**To do**
Find every line in the records that holds the string "value". Copy each one.

**Source data**
=== Begin Enclosure ===

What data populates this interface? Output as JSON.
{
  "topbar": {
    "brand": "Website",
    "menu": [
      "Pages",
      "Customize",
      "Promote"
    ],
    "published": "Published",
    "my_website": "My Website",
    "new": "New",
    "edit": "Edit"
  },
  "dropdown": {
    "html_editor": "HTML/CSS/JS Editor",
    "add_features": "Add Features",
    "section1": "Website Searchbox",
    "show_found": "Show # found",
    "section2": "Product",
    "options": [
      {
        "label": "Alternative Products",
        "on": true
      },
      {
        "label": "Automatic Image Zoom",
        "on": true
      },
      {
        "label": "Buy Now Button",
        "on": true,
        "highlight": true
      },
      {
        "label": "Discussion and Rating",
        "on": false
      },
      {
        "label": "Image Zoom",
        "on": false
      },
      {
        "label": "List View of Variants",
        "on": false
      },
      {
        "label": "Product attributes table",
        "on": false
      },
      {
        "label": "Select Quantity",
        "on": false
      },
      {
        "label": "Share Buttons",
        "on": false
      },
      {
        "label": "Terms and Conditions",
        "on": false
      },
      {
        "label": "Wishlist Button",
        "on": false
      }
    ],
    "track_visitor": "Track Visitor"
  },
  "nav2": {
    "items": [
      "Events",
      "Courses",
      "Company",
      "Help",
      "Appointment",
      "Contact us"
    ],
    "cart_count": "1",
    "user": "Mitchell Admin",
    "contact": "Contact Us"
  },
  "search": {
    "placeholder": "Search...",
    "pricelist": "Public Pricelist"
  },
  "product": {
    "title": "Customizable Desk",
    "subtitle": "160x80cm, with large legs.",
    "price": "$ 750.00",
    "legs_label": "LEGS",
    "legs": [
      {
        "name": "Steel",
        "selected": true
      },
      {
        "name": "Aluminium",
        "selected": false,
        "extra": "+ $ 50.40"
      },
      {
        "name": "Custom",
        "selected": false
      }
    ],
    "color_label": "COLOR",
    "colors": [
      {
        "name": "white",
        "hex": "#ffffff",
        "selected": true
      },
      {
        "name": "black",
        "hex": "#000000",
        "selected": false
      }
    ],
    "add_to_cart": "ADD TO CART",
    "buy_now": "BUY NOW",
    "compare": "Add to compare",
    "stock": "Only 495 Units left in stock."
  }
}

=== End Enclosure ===
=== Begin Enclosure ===

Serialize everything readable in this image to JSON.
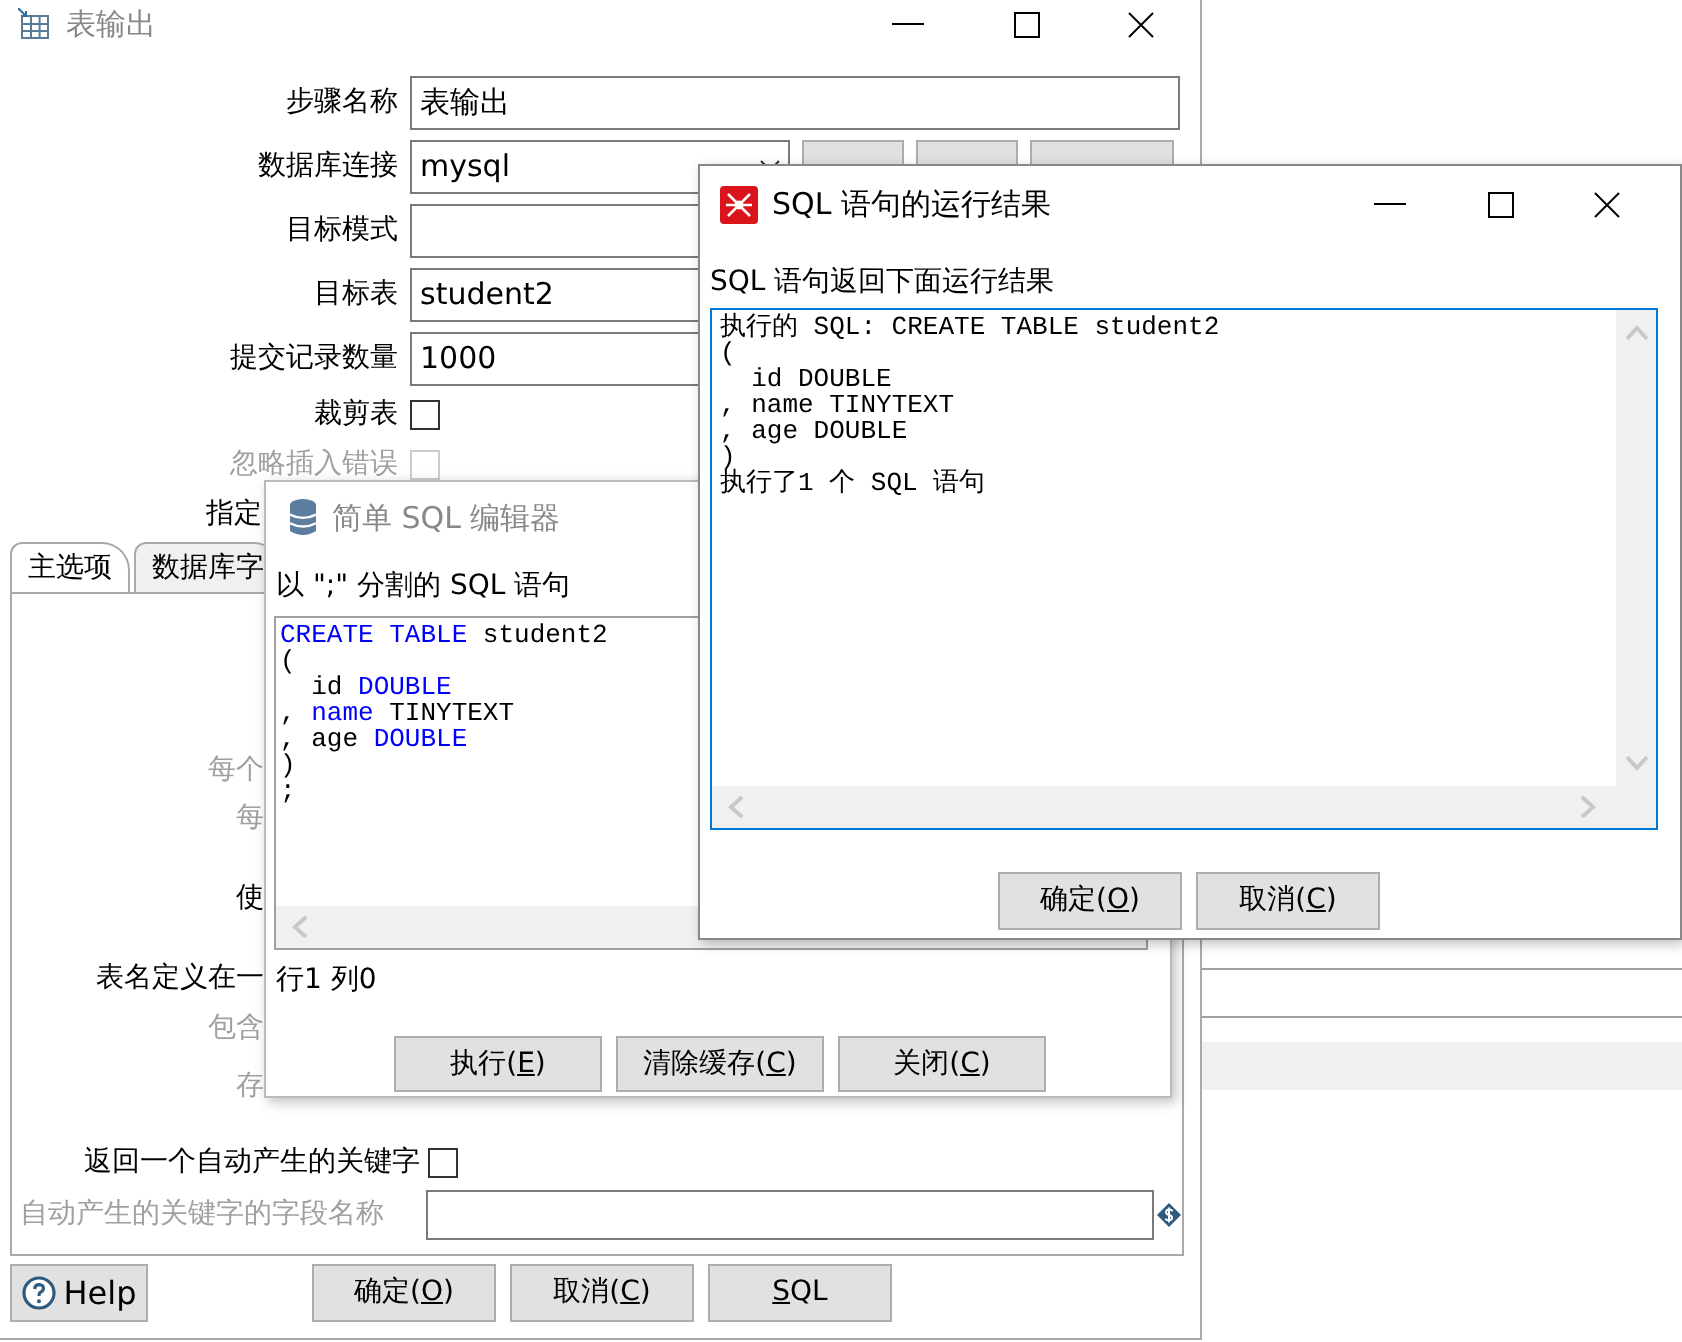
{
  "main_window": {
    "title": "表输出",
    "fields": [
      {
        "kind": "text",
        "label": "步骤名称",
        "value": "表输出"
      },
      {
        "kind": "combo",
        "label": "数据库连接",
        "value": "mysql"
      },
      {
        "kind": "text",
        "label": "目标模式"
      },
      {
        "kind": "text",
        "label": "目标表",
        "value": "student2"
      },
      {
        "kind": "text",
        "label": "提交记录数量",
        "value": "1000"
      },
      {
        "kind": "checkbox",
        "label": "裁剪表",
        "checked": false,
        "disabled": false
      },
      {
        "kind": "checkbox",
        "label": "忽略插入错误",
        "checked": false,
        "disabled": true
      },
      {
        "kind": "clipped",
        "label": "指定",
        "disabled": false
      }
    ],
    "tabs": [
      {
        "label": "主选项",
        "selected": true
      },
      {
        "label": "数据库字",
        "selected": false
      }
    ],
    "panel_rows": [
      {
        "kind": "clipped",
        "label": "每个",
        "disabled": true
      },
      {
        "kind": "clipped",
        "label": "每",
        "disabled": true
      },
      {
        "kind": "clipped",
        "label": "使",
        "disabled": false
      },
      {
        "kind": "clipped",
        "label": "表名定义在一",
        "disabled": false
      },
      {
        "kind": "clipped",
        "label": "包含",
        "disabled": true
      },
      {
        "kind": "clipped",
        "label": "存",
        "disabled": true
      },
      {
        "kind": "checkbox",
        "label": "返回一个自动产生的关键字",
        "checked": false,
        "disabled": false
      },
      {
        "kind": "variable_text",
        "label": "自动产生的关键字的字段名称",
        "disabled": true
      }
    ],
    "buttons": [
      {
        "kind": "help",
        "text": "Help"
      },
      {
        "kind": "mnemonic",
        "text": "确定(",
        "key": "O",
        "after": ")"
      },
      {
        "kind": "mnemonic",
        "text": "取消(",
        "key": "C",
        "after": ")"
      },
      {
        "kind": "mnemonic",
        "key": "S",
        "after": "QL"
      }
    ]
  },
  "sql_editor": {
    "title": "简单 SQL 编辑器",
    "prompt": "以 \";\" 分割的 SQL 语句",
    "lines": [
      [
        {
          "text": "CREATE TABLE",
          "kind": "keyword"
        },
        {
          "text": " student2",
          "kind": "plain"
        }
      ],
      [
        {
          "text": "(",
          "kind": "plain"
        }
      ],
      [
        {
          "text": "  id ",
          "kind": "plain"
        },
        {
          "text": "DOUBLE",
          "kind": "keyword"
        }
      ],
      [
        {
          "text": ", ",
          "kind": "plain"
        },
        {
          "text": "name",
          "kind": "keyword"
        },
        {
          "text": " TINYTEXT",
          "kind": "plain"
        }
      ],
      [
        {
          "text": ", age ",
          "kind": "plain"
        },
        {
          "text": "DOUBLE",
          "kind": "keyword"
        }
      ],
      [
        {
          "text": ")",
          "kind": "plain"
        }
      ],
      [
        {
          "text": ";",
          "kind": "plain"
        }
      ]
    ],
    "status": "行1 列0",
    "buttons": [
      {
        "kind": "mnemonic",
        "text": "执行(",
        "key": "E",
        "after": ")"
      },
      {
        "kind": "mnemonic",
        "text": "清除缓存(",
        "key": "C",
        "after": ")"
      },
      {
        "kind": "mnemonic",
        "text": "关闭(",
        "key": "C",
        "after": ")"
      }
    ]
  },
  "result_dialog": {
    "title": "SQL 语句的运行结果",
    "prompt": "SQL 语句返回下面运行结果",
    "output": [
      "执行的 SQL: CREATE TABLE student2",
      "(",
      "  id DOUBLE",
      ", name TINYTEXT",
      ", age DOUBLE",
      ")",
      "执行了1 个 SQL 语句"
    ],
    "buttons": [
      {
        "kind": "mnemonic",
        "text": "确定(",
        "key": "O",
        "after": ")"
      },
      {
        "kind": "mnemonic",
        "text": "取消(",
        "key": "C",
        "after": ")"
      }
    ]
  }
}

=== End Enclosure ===

**Problem solution**
        "value": "表输出"
        "value": "mysql"
        "value": "student2"
        "value": "1000"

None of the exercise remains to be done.